This is as important for those starting a venture as it is for those building a product or business within a large business. In a startup, my measure for the number of fanatical lovers I need to create as quickly as possible is 1,000. I consider this a first major milestone. Fanatical lovers are highly likely to evangelise your product to others more effectively than your marketing efforts could hope to achieve. This drives virality that is essential to rapid growth.

The number might differ from business to business but if you are convinced that you can quickly create a large group of fanatical lovers for the problem you are solving, the answer to this question is YES.

Question 3: Can I bring my experience and expertise to the problem?

After achieving Defragmentation in Chapter 3, you are now armed with clear lessons and a narrative about your skills and capabilities. Apply them when answering this question.     

This question also has a subtle secondary meaning related to learning. By documenting lessons in Defragmentation, you are now familiar with your rate of learning. So the second part of this question is, ‘Will I have the chance to keep learning or accelerate my rate of learning?’

Answer YES if you can bring your experience and expertise to the table AND if there is an opportunity to increase your rate of learning.   

Question 4: Is there a model hiding in plain sight?

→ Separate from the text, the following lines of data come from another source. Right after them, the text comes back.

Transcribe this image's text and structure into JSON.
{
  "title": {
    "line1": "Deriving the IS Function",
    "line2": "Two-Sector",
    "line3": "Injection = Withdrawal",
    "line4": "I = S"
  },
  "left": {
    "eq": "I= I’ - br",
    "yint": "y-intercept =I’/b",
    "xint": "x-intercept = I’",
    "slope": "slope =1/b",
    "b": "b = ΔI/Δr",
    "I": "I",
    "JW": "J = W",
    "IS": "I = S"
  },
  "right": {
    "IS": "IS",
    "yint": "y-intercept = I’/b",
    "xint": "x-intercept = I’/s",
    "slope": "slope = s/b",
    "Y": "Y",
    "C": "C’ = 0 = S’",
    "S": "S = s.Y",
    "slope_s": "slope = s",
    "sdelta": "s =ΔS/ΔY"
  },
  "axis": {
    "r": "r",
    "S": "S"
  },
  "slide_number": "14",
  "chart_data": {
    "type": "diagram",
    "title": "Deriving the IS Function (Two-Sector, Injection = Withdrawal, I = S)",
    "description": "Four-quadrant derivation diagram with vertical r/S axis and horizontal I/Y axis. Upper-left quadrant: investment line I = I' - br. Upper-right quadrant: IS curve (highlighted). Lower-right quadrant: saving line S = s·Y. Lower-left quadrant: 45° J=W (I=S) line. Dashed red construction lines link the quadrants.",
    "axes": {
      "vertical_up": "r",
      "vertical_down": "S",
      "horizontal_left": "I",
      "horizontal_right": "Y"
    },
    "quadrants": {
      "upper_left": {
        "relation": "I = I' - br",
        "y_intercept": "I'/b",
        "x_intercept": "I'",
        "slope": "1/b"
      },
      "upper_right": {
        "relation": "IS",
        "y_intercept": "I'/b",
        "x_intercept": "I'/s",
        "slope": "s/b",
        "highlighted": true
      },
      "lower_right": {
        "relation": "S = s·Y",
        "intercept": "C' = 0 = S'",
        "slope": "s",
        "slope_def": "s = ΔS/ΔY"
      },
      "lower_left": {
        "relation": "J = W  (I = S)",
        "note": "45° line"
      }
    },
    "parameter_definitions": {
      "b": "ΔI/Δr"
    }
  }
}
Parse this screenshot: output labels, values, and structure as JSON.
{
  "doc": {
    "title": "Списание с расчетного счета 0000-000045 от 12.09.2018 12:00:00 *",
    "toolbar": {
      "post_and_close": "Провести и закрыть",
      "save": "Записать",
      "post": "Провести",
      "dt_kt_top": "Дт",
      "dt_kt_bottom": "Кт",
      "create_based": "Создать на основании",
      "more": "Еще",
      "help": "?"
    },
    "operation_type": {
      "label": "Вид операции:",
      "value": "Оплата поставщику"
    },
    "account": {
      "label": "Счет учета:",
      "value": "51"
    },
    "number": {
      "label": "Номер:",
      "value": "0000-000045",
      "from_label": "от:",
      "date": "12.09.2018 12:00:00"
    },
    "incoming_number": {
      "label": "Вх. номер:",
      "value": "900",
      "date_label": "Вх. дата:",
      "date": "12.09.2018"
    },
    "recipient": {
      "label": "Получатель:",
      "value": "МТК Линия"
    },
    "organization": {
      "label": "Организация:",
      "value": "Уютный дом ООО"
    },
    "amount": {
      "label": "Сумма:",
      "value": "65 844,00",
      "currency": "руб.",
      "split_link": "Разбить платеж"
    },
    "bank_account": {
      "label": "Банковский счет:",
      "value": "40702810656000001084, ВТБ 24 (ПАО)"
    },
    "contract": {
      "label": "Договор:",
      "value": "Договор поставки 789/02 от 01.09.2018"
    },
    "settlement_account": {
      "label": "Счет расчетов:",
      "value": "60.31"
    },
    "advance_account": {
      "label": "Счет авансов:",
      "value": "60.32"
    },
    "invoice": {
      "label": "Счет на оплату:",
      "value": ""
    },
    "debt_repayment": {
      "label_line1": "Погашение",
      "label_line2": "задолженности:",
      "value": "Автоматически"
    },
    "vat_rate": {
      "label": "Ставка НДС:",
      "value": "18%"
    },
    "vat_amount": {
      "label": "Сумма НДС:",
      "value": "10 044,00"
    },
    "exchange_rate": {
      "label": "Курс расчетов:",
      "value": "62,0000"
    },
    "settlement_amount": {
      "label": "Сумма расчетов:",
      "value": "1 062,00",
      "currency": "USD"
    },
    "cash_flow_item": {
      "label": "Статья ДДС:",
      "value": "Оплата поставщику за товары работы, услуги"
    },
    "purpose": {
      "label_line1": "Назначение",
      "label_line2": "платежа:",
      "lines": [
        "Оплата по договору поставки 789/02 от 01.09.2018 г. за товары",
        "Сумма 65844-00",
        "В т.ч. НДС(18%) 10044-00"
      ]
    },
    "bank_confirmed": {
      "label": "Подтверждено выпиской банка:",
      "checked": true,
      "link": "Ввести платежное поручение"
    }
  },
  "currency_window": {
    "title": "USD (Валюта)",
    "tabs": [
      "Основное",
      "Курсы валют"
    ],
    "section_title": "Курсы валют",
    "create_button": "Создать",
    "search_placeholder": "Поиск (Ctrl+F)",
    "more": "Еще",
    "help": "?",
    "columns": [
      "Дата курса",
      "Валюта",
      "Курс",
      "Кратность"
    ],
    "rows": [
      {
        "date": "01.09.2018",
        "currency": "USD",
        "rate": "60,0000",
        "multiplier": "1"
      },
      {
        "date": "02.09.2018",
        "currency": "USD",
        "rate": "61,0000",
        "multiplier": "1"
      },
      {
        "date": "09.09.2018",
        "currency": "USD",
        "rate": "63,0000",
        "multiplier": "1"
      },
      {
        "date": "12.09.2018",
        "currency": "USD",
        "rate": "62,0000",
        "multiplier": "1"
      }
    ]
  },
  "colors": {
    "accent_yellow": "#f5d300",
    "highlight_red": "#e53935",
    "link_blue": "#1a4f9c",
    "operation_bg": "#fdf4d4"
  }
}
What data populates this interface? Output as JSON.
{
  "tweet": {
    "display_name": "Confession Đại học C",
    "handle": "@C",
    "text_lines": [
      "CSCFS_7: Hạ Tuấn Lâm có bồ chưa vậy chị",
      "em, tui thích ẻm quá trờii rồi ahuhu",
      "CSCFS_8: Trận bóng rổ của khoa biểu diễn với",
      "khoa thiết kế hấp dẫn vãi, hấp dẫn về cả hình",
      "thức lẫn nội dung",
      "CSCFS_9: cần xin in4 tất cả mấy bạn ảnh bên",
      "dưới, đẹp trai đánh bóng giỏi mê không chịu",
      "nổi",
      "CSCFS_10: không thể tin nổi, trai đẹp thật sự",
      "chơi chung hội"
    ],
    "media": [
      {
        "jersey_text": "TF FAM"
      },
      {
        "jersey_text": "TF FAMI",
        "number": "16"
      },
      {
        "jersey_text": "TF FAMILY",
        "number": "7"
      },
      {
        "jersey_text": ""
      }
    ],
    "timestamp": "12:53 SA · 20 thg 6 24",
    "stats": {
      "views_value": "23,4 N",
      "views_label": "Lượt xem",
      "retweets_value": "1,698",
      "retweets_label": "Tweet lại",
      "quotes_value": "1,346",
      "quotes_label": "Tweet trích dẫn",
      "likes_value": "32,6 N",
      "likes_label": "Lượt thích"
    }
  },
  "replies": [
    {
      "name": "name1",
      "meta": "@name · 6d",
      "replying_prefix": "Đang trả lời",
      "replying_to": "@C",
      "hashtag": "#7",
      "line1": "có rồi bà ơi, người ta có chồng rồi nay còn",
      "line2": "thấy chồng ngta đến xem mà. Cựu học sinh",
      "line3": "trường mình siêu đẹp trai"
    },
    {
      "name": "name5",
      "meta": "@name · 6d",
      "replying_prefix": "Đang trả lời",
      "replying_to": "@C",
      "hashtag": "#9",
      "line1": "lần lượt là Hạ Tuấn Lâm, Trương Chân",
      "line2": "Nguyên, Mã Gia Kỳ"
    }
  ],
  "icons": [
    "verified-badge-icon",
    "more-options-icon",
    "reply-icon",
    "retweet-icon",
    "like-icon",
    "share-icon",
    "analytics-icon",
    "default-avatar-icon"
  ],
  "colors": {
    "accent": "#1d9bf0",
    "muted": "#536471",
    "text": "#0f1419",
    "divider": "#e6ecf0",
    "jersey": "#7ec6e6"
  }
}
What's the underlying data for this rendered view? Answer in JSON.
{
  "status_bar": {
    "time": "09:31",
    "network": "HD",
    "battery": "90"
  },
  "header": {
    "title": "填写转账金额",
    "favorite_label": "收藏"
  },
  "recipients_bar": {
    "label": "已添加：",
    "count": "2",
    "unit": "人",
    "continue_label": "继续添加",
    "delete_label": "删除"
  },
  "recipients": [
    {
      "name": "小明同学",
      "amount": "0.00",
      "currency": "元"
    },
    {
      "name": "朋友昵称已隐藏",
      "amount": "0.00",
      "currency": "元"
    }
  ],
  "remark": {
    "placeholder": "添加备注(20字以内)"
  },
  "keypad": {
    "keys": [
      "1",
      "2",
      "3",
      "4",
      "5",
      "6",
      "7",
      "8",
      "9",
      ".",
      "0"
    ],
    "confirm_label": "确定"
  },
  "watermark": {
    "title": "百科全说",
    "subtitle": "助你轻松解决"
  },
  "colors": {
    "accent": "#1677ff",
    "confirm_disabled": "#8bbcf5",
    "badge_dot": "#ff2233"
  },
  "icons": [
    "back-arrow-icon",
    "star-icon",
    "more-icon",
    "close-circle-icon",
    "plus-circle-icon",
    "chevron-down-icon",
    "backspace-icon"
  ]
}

This question is asking if you can see how money is or could be made. 

For established organisations, the continuous challenge is to avoid over-romanticising how money is made and finding ways to disrupt their own business model before it’s too late.

For startups, the focus is growth. This involves experimenting with ways to make money that fuel and reinforce that growth.

For not-for-profits, the focus is growing a sustainable donor base.

Answer YES if you can see how money can be made or how this can be evolved.

Question 5: Is there room for serendipity to play out?

Call it chance, call it luck or call it faith. There is uncertainty in all facets of life and by default, there is room for happy coincidence or serendipity to play out. This question provides a guard rail for the four questions that preceded it. You can answer YES to the other four questions but you might ask this question and find that there is a very small margin for serendipity, what some might call a ‘Hail Mary’, i.e. a plan or project with a very little chance of success. This might be due to industry dynamics, an organisation in decline that lacks the ability to innovate or other environmental factors. 

If the response is more Hail Mary and less serendipity, answer NO.


One last thing…

There will be 20 pre-launch copies of In Between for those reading this post. Shoot me an email if you would like a copy. First in, first served!